Jake Arthur

  • I research early modern Englishwomen's translations and paraphrases.
  • Literary translation can tell us a huge amount about the education and creative ambitions of women writing in the past.
  • Teaching at Oxford means working with motivated, insightful students - what could be better than that?


I am a tutor and DPhil student in my final year. I originally hail from New Zealand and am passionate about language, which guides my research in translation. I teach English undergraduates taking paper 3 (1550-1660) and the Shakespeare paper.


My research examines early modern women's involvement in 'derivative' modes of writing, specifically translation and paraphrase. These texts offer us a powerful impression of the diversity of early modern women's interventions as well as a salutary reminder of the power and flexibility of derivative writing itself.

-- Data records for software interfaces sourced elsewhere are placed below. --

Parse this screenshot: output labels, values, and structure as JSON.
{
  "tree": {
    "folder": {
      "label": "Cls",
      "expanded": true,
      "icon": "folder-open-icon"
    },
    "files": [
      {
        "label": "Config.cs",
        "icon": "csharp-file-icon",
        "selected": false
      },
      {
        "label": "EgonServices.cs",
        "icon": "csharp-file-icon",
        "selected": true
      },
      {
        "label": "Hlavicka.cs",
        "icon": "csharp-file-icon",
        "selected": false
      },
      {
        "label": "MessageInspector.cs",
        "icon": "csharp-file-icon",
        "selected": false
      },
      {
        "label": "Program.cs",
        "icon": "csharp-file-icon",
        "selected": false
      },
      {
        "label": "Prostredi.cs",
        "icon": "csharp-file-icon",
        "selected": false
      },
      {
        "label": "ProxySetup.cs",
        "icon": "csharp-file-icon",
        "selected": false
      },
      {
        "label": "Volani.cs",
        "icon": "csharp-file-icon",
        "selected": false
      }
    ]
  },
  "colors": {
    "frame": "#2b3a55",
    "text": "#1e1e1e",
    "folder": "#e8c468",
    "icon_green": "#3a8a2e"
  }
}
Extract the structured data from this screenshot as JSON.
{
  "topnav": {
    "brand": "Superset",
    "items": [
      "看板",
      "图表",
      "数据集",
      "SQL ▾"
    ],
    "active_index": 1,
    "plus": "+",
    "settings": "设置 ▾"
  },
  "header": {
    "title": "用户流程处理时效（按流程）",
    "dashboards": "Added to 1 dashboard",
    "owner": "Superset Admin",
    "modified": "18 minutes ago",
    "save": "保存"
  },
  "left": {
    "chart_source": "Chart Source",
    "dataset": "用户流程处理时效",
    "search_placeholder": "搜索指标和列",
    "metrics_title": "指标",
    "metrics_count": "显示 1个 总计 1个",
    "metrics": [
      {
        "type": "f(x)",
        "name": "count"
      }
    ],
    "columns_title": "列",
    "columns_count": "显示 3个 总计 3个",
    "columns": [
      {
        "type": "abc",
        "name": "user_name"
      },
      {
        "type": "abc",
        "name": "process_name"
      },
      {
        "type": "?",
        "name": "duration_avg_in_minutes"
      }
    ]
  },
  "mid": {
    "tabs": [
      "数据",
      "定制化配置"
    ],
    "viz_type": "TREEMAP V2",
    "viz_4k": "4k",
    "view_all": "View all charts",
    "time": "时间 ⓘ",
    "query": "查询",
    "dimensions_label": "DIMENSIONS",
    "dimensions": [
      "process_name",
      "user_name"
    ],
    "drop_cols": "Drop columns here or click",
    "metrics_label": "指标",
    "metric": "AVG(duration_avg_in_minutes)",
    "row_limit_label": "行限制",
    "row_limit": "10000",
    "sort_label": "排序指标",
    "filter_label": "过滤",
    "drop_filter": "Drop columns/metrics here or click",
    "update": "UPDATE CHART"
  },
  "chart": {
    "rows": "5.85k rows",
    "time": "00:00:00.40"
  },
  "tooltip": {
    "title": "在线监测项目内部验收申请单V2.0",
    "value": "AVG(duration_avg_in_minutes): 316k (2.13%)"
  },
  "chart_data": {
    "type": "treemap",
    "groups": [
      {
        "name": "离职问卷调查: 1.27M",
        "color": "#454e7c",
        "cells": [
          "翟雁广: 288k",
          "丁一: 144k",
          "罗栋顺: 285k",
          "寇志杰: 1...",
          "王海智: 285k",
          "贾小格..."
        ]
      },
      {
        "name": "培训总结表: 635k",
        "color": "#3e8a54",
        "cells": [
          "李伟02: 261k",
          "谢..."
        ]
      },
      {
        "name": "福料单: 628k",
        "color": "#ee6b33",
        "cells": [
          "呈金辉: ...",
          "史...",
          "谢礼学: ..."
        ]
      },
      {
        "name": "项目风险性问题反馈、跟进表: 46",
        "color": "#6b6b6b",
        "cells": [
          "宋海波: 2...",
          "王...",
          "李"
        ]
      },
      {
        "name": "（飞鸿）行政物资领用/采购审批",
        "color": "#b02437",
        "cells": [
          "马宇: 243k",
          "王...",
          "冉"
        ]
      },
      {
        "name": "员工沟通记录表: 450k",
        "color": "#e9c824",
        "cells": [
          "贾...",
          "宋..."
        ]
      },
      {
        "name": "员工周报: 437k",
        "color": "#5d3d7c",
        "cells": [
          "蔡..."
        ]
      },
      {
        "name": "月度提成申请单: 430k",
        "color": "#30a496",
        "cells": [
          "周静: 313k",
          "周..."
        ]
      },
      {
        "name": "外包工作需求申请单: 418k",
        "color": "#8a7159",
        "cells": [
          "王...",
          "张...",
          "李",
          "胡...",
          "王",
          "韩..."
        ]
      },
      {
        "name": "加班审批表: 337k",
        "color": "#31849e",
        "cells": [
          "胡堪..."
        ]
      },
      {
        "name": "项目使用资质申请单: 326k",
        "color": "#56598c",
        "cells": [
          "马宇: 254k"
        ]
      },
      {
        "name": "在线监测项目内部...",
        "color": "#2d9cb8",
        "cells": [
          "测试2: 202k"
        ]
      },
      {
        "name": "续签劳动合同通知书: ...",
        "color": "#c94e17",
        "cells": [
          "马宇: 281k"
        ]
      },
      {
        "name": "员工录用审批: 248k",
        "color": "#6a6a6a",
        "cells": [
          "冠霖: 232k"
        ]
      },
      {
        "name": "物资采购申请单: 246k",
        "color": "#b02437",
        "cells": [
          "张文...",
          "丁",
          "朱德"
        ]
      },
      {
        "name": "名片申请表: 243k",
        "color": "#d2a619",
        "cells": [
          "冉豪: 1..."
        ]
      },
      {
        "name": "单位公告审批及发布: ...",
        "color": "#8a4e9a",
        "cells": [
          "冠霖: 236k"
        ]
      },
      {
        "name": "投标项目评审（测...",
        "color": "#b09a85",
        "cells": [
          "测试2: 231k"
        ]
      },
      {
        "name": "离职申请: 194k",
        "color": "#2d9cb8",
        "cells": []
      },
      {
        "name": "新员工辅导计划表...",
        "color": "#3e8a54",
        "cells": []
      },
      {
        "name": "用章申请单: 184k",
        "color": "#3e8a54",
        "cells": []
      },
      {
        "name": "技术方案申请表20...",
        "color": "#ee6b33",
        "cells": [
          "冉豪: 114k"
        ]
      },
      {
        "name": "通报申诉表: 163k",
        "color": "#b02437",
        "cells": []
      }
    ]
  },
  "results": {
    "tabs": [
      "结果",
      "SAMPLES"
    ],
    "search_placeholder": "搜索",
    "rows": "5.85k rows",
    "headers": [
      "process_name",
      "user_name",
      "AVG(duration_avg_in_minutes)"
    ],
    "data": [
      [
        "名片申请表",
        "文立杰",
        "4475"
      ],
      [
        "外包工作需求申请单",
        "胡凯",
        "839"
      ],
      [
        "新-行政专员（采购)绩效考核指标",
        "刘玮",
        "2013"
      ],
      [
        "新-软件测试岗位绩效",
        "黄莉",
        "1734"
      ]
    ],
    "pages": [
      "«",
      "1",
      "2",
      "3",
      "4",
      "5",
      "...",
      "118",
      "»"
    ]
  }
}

Selected Publications

  • Jake Arthur and Sarah C. E. Ross, ‘"Presenting a Book to Orinda:’ Anne Twice, Katherine Philips, and John Oldham in New York Public Library, Drexel 4175", The Seventeenth Century, forthcoming 2021.
  • Jake Arthur, ‘Anne Lock or Thomas Norton? A response to the re-attribution of the first sonnet sequence in English’, Early Modern Women: An Interdisciplinary Journal, forthcoming 2022.
  • Jake Arthur, ‘"The surplusage": Margaret Tyler and the Englishing of Spanish chivalric romance’, in The Oxford Handbook of Early Modern Women’s Writing in English, 1540–1700, edited by Danielle Clarke, Sarah C. E. Ross, and Elizabeth Scott-Baumann. Oxford University Press, forthcoming 2022.
Jake Arthur